“The peptide will recognise a specific receptor on the surface of the pathogen. It then fixes itself to that receptor and opens it, which is what we mean by permeabilising the cell. Essentially it creates holes in the pathogen so that the contents of the cell escape and the bacteria itself dies from this process,” explained Dallaire.

Bacteriocins have a targeted effect

The interesting point about bacteriocins is that they have a very specific and targeted effect in that they will only attack one type of pathogen – whether that is listeria or salmonella – in comparison with antibiotics or chemicals, which have a broad spectrum effect, Dallaire said.
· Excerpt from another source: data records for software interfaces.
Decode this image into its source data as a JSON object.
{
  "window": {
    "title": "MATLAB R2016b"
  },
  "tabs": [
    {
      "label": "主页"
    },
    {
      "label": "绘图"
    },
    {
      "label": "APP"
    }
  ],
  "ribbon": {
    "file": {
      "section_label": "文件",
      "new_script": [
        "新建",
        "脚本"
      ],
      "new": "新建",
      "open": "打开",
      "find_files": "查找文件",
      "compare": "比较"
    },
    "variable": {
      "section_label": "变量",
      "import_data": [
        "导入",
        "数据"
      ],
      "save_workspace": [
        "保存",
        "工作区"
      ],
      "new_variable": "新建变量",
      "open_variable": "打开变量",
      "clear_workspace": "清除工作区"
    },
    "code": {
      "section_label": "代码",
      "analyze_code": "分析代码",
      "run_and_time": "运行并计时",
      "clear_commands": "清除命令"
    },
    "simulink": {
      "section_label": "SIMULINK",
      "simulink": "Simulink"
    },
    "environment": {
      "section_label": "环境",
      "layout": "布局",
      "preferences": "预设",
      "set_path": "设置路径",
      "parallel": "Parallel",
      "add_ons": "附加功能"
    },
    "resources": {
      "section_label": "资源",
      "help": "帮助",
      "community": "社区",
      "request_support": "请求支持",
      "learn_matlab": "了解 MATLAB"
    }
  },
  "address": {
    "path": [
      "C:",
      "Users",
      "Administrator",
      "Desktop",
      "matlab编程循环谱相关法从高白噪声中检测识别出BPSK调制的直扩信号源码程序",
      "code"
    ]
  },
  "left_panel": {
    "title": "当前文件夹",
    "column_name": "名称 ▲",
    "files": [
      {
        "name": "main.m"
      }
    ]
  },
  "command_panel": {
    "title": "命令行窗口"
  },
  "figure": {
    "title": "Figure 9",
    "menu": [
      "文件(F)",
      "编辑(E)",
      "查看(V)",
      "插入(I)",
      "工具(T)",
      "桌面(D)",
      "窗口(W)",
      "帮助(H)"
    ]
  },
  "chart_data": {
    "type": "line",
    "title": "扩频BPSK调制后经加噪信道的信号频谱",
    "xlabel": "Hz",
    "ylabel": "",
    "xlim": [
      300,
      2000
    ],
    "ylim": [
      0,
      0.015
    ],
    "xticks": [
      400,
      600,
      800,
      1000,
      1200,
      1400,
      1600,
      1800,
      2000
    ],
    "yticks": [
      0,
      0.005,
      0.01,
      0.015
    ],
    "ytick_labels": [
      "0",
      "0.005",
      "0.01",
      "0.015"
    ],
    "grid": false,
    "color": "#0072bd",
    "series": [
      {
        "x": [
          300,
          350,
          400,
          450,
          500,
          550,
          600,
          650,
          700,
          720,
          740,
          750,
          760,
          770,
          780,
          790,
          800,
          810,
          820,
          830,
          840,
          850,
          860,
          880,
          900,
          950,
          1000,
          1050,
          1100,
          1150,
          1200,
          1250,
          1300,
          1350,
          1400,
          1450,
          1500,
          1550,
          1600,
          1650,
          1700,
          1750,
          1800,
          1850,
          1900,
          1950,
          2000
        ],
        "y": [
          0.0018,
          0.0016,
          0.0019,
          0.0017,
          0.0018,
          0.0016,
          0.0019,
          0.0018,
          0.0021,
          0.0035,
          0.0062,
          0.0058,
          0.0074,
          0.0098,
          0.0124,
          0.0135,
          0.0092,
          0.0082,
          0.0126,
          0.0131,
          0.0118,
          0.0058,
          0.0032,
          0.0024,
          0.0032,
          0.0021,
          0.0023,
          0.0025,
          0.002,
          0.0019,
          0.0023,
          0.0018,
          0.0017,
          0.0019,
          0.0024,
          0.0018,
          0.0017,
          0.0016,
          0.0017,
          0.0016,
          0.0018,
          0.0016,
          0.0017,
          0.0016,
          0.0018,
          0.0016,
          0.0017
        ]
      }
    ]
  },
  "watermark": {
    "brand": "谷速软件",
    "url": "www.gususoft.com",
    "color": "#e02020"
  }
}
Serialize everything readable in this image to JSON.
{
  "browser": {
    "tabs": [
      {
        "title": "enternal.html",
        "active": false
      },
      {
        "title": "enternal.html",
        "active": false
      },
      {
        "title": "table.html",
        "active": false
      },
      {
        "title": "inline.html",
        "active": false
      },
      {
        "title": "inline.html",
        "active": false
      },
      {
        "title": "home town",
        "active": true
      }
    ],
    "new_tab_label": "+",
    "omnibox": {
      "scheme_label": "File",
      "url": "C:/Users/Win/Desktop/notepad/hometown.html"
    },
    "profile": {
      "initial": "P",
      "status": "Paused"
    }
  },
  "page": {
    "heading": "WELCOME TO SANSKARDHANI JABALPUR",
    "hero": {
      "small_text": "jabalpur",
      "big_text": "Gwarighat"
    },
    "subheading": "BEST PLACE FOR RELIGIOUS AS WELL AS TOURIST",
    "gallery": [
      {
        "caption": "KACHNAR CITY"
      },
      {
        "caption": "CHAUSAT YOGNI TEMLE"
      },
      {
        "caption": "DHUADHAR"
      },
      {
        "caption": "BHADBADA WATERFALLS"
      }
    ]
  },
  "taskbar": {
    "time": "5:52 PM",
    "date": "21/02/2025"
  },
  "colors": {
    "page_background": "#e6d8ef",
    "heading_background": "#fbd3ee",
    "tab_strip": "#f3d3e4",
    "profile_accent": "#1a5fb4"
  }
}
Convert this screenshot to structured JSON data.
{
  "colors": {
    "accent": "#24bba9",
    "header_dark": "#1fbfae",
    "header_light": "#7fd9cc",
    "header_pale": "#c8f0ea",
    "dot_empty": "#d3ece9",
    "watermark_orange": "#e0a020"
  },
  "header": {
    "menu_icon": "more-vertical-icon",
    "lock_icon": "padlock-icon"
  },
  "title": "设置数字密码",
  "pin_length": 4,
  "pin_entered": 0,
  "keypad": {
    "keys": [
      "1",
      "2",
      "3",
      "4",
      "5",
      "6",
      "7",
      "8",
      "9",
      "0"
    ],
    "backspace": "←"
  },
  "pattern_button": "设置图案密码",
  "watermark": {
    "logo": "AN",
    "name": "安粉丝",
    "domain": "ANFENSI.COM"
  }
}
“You have this scalpel effect that is very strain-specific. This is particularly beneficial when the product in question is a cheese or a cured sausage, where you want to have a fermentation but there is a risk of contamination from a pathogenic strain. This solution means you can get rid of the pathogen without altering or reducing the fermentation that is necessary to make the product.”

Innodal’s initial focus has been on the commercialisation of Pediocin PA-1 M31L, a synthesised bacteriocin composed of 44 amino acids and marketed under the brand name Inneo. It is based on the sequence of the natural bacteriocin PA-1 produced by a probiotic strain that is isolated from fermented food products.
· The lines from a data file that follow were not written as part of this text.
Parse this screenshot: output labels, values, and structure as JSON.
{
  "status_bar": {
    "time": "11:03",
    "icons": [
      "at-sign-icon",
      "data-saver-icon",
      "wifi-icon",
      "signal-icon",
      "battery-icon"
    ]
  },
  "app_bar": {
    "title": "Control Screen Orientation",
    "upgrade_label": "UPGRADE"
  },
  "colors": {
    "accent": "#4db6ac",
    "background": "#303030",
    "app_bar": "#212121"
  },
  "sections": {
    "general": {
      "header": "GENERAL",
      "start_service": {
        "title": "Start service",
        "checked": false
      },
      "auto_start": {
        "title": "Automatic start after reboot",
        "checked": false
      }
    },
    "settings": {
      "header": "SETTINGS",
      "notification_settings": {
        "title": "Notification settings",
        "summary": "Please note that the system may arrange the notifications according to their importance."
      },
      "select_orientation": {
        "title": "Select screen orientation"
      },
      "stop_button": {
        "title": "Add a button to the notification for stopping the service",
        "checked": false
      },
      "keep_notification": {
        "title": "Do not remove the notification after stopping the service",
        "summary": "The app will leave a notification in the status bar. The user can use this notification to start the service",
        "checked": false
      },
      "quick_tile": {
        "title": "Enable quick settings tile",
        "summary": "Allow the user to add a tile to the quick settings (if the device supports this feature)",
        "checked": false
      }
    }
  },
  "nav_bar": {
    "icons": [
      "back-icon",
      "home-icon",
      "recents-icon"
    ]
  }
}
In 2021, Inneo became the first antimicrobial protein to be approved as a food processing aid by Health Canada, when Innodal received a Letter of No Objection (LONO) for its use against listeria monocytogenes and other gram-positive bacteria in meat, poultry, fruit, vegetables, fish, seafood, cheese, and other dairy products.

Inneo’s classification as a processing aid is due to its mode of action, which leaves no traces of the bacteria in the food product, Dallaire explained:

“If the peptide recognises a receptor, the bacteria dies from emptying itself. If there is no listeria to connect with, the intrinsic proteases in the food will break down the peptide into amino acids that are already present in all food products, with no lasting technical effect on the treated foods,” he said.

No gut microflora disruption, says Innodal

Some research has suggested that nisin, also a bacteriocin, may disrupt the gut microbiome when used as a natural preservative. However, Dallaire said that this was not a concern for Inneo, owing to its strain-specific mode of action.

“Compared to nisin, Inneo has a different mode of action. The mechanism we are using is effective against listeria but not against other pathogens. If you try and target too broad a spectrum of effect, that is when you push resistance; you push the microbiome to develop resistance against your tool.”

He added that impurity is another issue with nisin that could be causing disruption in the gut.

“When companies buy nisin, a lot of the time what they are actually buying is 5% nisin and a bunch of something else, including salts and fermentation byproducts. Our product contains 100% bacteria, nothing else, so there is no risk of any side effects being caused by other products that we are not aware of and can’t control.”

Companies across Canada are already using Inneo, with usage most prevalent in the seafood sector.

“For these manufacturers, Inneo is a tool that is helping them to export worldwide,” said Dallaire.

Seeking regulatory approval in other markets

In term of authorisation in other markets, Inneo’s approval status is pending.

“We’re in the final stage and are hoping to have [generally recognised as safe] GRAS approval by August. This will be a major milestone as it will allow us access to all the Americas,” said Dallaire.

He confirmed that Innodal would be targeting EU approval for 2026.

Whilst the majority of Innodal’s customers are in the seafood sector, Inneo is also in commercial use for treating ready-to-eat products such as smoothies, pesto sauces, and sliced apples, where there is a risk of listeria contamination.

Innodal is also looking to commercialise a bacteriocin solution against salmonella and to move into other industries.

“It is going to be really interesting to see it develop in different fields because there’s bacteria everywhere, so there is potential everywhere,” said Dallaire.